Unfortunately, there is little evidence that post-consolidation healthcare systems have become more efficient, only more expensive. For example, a recent PwC study reported that hospital IT infrastructure consolidation alone is projected to add 2 percent to hospital costs in 2015.
Another potential ACA consequence is group health insurers may have less incentive to keep medical costs down. An ACA provision requires that 85% of premium in the large group market must be spent on medical care and provider incentive programs, leaving 15% of premium to be allocated towards administration, sales and subsequent profits. “Fifteen percent of $5000 in medical charges is a lot less than 15% of $10,000,” said Beans. “This really limits a group health carrier’s incentive to lower medical costs.”
How do increased group health rates relate to workers’ comp? In some markets, a group health carrier may use its group health rates for their work comp network so any rate increase impacts both business types.
In the end, medical inflation is inconsistent at best, with varying levels driven by differing factors in different locations – a true “needle in the haystack” challenge.
What to do?
Managing these emerging cost threats, whether you have the capabilities internally or utilize a partner, means having the tools to pinpoint hyperinflation and make adjustments. Beans said potential solutions for payers include:
- Using data analytics: Data availability is at an all-time high. Utilizing analytical tools to spot problem areas is critical for executing cost saving strategies quickly.
- Moving services out of hospital systems: Programs that direct care away from the hospital setting can substantially reduce costs. For example, Rising’s surgical care program utilizes ambulatory service centers to provide predictable, bundled case rates to payers.
- Negotiating with providers: Working directly with providers to negotiate bill reductions and prompt payment arrangements is effective in some markets.
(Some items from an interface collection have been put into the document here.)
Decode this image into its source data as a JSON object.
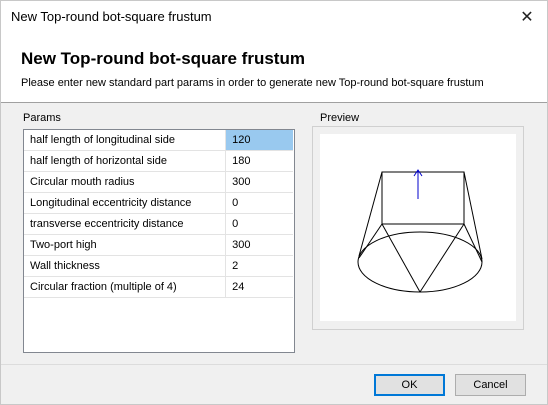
{
  "window": {
    "title": "New Top-round bot-square frustum",
    "close_glyph": "✕"
  },
  "header": {
    "title": "New Top-round bot-square frustum",
    "description": "Please enter new standard part params in order to generate new Top-round bot-square frustum"
  },
  "params": {
    "label": "Params",
    "rows": [
      {
        "name": "half length of longitudinal side",
        "value": "120",
        "selected": true
      },
      {
        "name": "half length of horizontal side",
        "value": "180"
      },
      {
        "name": "Circular mouth radius",
        "value": "300"
      },
      {
        "name": "Longitudinal eccentricity distance",
        "value": "0"
      },
      {
        "name": "transverse eccentricity distance",
        "value": "0"
      },
      {
        "name": "Two-port high",
        "value": "300"
      },
      {
        "name": "Wall thickness",
        "value": "2"
      },
      {
        "name": "Circular fraction (multiple of 4)",
        "value": "24"
      }
    ]
  },
  "preview": {
    "label": "Preview",
    "arrow_color": "#0000cc"
  },
  "buttons": {
    "ok": "OK",
    "cancel": "Cancel"
  }
}
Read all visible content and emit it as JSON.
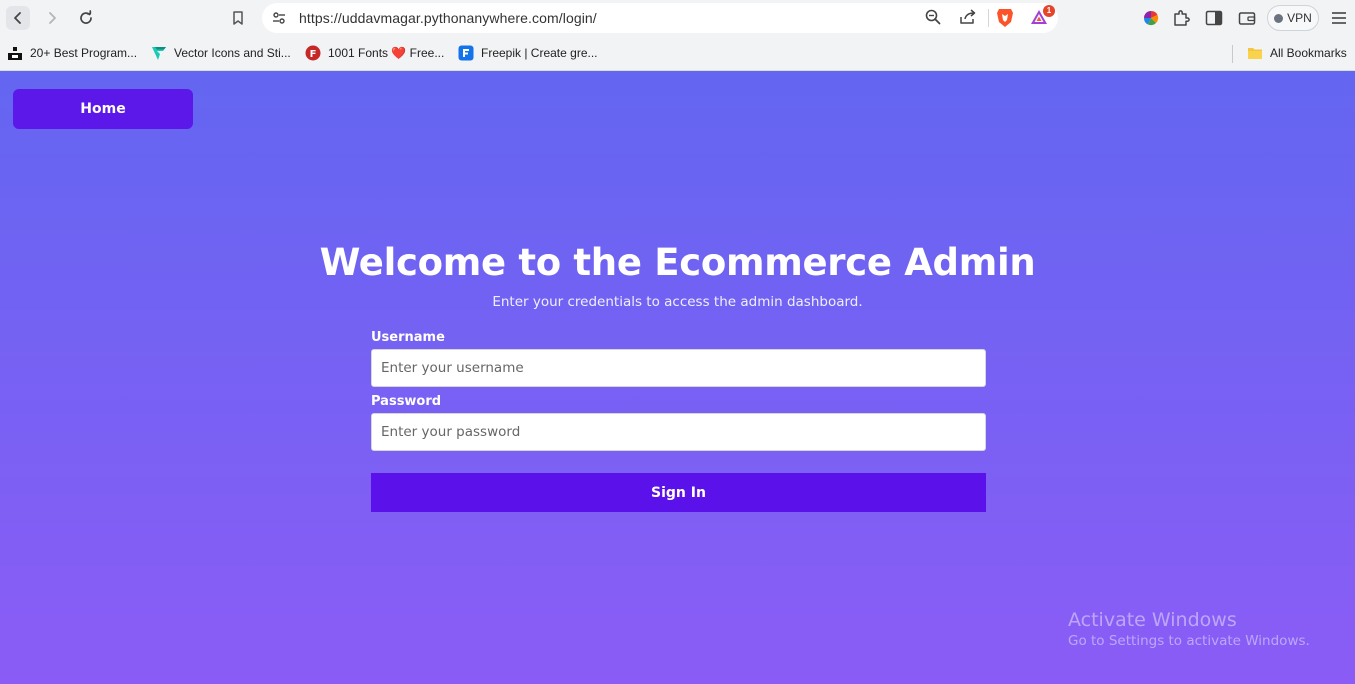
{
  "browser": {
    "url": "https://uddavmagar.pythonanywhere.com/login/",
    "rewards_badge": "1",
    "vpn_label": "VPN",
    "bookmarks": [
      {
        "label": "20+ Best Program...",
        "icon": "stack-icon"
      },
      {
        "label": "Vector Icons and Sti...",
        "icon": "flaticon-icon"
      },
      {
        "label": "1001 Fonts ❤️ Free...",
        "icon": "fonts-icon"
      },
      {
        "label": "Freepik | Create gre...",
        "icon": "freepik-icon"
      }
    ],
    "all_bookmarks_label": "All Bookmarks"
  },
  "page": {
    "home_button": "Home",
    "title": "Welcome to the Ecommerce Admin",
    "subtitle": "Enter your credentials to access the admin dashboard.",
    "form": {
      "username_label": "Username",
      "username_placeholder": "Enter your username",
      "password_label": "Password",
      "password_placeholder": "Enter your password",
      "submit_label": "Sign In"
    }
  },
  "os_overlay": {
    "line1": "Activate Windows",
    "line2": "Go to Settings to activate Windows."
  },
  "colors": {
    "gradient_top": "#6366f1",
    "gradient_bottom": "#8b5cf6",
    "button": "#5b18e8"
  }
}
- Underwriting with a micro-focus: For carriers, it is vital that underwriters identify where these pockets of hyperinflation are so they can adjust rates to keep pace with inflation.
“This trend needs to be closely watched,” Beans said. “In the meantime, we will continue to use data to help payers of medical services be smarter shoppers.”